=== Try it ===
Word for word, the listing below should be printed again.
─── Study material ───
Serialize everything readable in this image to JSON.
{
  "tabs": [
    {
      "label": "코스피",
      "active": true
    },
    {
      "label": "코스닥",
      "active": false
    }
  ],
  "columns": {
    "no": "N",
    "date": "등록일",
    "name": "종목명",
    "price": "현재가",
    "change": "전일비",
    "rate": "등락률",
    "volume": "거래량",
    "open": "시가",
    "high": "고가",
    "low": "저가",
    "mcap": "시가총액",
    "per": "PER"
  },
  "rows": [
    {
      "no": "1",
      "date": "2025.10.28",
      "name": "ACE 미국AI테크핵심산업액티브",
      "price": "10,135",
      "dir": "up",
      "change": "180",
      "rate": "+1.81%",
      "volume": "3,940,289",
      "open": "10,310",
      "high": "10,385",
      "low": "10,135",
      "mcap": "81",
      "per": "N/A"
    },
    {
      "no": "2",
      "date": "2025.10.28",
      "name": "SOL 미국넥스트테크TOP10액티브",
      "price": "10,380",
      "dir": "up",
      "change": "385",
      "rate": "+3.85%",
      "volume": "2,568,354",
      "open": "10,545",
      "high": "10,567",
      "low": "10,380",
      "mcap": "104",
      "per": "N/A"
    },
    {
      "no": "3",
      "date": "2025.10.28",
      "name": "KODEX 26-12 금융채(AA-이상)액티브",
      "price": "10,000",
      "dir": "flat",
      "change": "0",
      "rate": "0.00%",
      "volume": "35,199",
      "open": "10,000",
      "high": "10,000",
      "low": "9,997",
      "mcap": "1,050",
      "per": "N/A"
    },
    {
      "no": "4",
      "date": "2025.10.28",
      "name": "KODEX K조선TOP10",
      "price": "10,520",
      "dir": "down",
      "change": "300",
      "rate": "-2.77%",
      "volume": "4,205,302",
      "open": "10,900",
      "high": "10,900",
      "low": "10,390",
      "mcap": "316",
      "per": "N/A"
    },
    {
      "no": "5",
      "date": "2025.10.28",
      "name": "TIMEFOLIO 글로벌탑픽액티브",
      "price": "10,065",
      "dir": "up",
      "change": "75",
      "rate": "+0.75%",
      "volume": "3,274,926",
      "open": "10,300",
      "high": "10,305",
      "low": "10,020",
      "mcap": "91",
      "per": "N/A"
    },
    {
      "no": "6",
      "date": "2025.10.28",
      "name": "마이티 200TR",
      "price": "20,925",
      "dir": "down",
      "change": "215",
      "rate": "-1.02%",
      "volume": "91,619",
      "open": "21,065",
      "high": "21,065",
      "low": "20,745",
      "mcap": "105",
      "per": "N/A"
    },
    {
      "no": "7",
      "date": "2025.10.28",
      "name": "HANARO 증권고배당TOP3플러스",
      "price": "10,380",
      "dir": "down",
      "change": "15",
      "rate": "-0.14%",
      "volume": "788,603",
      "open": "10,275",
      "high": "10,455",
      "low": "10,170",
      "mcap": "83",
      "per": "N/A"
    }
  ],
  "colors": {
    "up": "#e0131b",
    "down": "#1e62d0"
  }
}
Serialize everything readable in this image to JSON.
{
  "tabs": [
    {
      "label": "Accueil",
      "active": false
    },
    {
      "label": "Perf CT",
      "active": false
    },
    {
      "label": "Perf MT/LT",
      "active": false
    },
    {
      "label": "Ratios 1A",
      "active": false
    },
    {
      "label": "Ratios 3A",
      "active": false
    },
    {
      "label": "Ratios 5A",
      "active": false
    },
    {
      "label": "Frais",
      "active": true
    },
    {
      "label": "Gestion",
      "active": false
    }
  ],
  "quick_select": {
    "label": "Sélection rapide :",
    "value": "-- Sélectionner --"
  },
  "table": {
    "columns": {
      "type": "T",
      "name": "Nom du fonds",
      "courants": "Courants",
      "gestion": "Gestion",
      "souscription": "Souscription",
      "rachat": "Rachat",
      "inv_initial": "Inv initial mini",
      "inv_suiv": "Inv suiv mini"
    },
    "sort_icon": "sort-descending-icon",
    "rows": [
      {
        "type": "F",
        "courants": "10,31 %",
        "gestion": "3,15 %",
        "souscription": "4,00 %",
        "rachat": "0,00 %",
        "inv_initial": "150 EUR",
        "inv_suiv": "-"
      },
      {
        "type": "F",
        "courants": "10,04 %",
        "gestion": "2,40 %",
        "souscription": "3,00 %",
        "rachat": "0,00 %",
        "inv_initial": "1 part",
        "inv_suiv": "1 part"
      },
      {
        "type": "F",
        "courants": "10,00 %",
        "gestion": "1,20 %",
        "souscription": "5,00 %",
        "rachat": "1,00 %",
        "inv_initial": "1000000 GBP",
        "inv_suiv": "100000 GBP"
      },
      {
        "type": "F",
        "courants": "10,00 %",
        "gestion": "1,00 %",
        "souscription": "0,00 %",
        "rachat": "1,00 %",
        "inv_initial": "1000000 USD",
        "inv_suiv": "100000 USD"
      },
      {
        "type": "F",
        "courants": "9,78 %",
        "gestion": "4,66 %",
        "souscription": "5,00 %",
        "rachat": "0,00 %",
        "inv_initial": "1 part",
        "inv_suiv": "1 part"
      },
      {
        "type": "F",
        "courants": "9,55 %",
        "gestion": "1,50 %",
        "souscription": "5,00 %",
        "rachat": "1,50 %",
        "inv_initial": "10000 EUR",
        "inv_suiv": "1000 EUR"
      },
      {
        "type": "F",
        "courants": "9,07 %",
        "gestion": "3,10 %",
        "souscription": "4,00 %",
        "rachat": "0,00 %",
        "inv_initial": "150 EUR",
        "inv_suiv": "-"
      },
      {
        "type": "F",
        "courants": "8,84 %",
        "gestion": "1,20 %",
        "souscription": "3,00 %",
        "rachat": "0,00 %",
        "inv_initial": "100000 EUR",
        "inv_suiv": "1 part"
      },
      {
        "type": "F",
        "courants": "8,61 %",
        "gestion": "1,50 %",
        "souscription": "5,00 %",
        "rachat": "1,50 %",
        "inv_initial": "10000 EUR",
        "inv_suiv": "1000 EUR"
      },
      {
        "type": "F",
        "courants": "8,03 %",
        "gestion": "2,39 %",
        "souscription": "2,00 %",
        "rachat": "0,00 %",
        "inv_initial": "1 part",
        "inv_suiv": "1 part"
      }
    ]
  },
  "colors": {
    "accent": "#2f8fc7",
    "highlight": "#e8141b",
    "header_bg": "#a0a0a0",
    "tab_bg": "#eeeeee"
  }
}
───
=== Solved exercise ===
Serialize everything readable in this image to JSON.
{
  "tabs": [
    {
      "label": "코스피",
      "active": true
    },
    {
      "label": "코스닥",
      "active": false
    }
  ],
  "columns": {
    "no": "N",
    "date": "등록일",
    "name": "종목명",
    "price": "현재가",
    "change": "전일비",
    "rate": "등락률",
    "volume": "거래량",
    "open": "시가",
    "high": "고가",
    "low": "저가",
    "mcap": "시가총액",
    "per": "PER"
  },
  "rows": [
    {
      "no": "1",
      "date": "2025.10.28",
      "name": "ACE 미국AI테크핵심산업액티브",
      "price": "10,135",
      "dir": "up",
      "change": "180",
      "rate": "+1.81%",
      "volume": "3,940,289",
      "open": "10,310",
      "high": "10,385",
      "low": "10,135",
      "mcap": "81",
      "per": "N/A"
    },
    {
      "no": "2",
      "date": "2025.10.28",
      "name": "SOL 미국넥스트테크TOP10액티브",
      "price": "10,380",
      "dir": "up",
      "change": "385",
      "rate": "+3.85%",
      "volume": "2,568,354",
      "open": "10,545",
      "high": "10,567",
      "low": "10,380",
      "mcap": "104",
      "per": "N/A"
    },
    {
      "no": "3",
      "date": "2025.10.28",
      "name": "KODEX 26-12 금융채(AA-이상)액티브",
      "price": "10,000",
      "dir": "flat",
      "change": "0",
      "rate": "0.00%",
      "volume": "35,199",
      "open": "10,000",
      "high": "10,000",
      "low": "9,997",
      "mcap": "1,050",
      "per": "N/A"
    },
    {
      "no": "4",
      "date": "2025.10.28",
      "name": "KODEX K조선TOP10",
      "price": "10,520",
      "dir": "down",
      "change": "300",
      "rate": "-2.77%",
      "volume": "4,205,302",
      "open": "10,900",
      "high": "10,900",
      "low": "10,390",
      "mcap": "316",
      "per": "N/A"
    },
    {
      "no": "5",
      "date": "2025.10.28",
      "name": "TIMEFOLIO 글로벌탑픽액티브",
      "price": "10,065",
      "dir": "up",
      "change": "75",
      "rate": "+0.75%",
      "volume": "3,274,926",
      "open": "10,300",
      "high": "10,305",
      "low": "10,020",
      "mcap": "91",
      "per": "N/A"
    },
    {
      "no": "6",
      "date": "2025.10.28",
      "name": "마이티 200TR",
      "price": "20,925",
      "dir": "down",
      "change": "215",
      "rate": "-1.02%",
      "volume": "91,619",
      "open": "21,065",
      "high": "21,065",
      "low": "20,745",
      "mcap": "105",
      "per": "N/A"
    },
    {
      "no": "7",
      "date": "2025.10.28",
      "name": "HANARO 증권고배당TOP3플러스",
      "price": "10,380",
      "dir": "down",
      "change": "15",
      "rate": "-0.14%",
      "volume": "788,603",
      "open": "10,275",
      "high": "10,455",
      "low": "10,170",
      "mcap": "83",
      "per": "N/A"
    }
  ],
  "colors": {
    "up": "#e0131b",
    "down": "#1e62d0"
  }
}
Serialize everything readable in this image to JSON.
{
  "tabs": [
    {
      "label": "Accueil",
      "active": false
    },
    {
      "label": "Perf CT",
      "active": false
    },
    {
      "label": "Perf MT/LT",
      "active": false
    },
    {
      "label": "Ratios 1A",
      "active": false
    },
    {
      "label": "Ratios 3A",
      "active": false
    },
    {
      "label": "Ratios 5A",
      "active": false
    },
    {
      "label": "Frais",
      "active": true
    },
    {
      "label": "Gestion",
      "active": false
    }
  ],
  "quick_select": {
    "label": "Sélection rapide :",
    "value": "-- Sélectionner --"
  },
  "table": {
    "columns": {
      "type": "T",
      "name": "Nom du fonds",
      "courants": "Courants",
      "gestion": "Gestion",
      "souscription": "Souscription",
      "rachat": "Rachat",
      "inv_initial": "Inv initial mini",
      "inv_suiv": "Inv suiv mini"
    },
    "sort_icon": "sort-descending-icon",
    "rows": [
      {
        "type": "F",
        "courants": "10,31 %",
        "gestion": "3,15 %",
        "souscription": "4,00 %",
        "rachat": "0,00 %",
        "inv_initial": "150 EUR",
        "inv_suiv": "-"
      },
      {
        "type": "F",
        "courants": "10,04 %",
        "gestion": "2,40 %",
        "souscription": "3,00 %",
        "rachat": "0,00 %",
        "inv_initial": "1 part",
        "inv_suiv": "1 part"
      },
      {
        "type": "F",
        "courants": "10,00 %",
        "gestion": "1,20 %",
        "souscription": "5,00 %",
        "rachat": "1,00 %",
        "inv_initial": "1000000 GBP",
        "inv_suiv": "100000 GBP"
      },
      {
        "type": "F",
        "courants": "10,00 %",
        "gestion": "1,00 %",
        "souscription": "0,00 %",
        "rachat": "1,00 %",
        "inv_initial": "1000000 USD",
        "inv_suiv": "100000 USD"
      },
      {
        "type": "F",
        "courants": "9,78 %",
        "gestion": "4,66 %",
        "souscription": "5,00 %",
        "rachat": "0,00 %",
        "inv_initial": "1 part",
        "inv_suiv": "1 part"
      },
      {
        "type": "F",
        "courants": "9,55 %",
        "gestion": "1,50 %",
        "souscription": "5,00 %",
        "rachat": "1,50 %",
        "inv_initial": "10000 EUR",
        "inv_suiv": "1000 EUR"
      },
      {
        "type": "F",
        "courants": "9,07 %",
        "gestion": "3,10 %",
        "souscription": "4,00 %",
        "rachat": "0,00 %",
        "inv_initial": "150 EUR",
        "inv_suiv": "-"
      },
      {
        "type": "F",
        "courants": "8,84 %",
        "gestion": "1,20 %",
        "souscription": "3,00 %",
        "rachat": "0,00 %",
        "inv_initial": "100000 EUR",
        "inv_suiv": "1 part"
      },
      {
        "type": "F",
        "courants": "8,61 %",
        "gestion": "1,50 %",
        "souscription": "5,00 %",
        "rachat": "1,50 %",
        "inv_initial": "10000 EUR",
        "inv_suiv": "1000 EUR"
      },
      {
        "type": "F",
        "courants": "8,03 %",
        "gestion": "2,39 %",
        "souscription": "2,00 %",
        "rachat": "0,00 %",
        "inv_initial": "1 part",
        "inv_suiv": "1 part"
      }
    ]
  },
  "colors": {
    "accent": "#2f8fc7",
    "highlight": "#e8141b",
    "header_bg": "#a0a0a0",
    "tab_bg": "#eeeeee"
  }
}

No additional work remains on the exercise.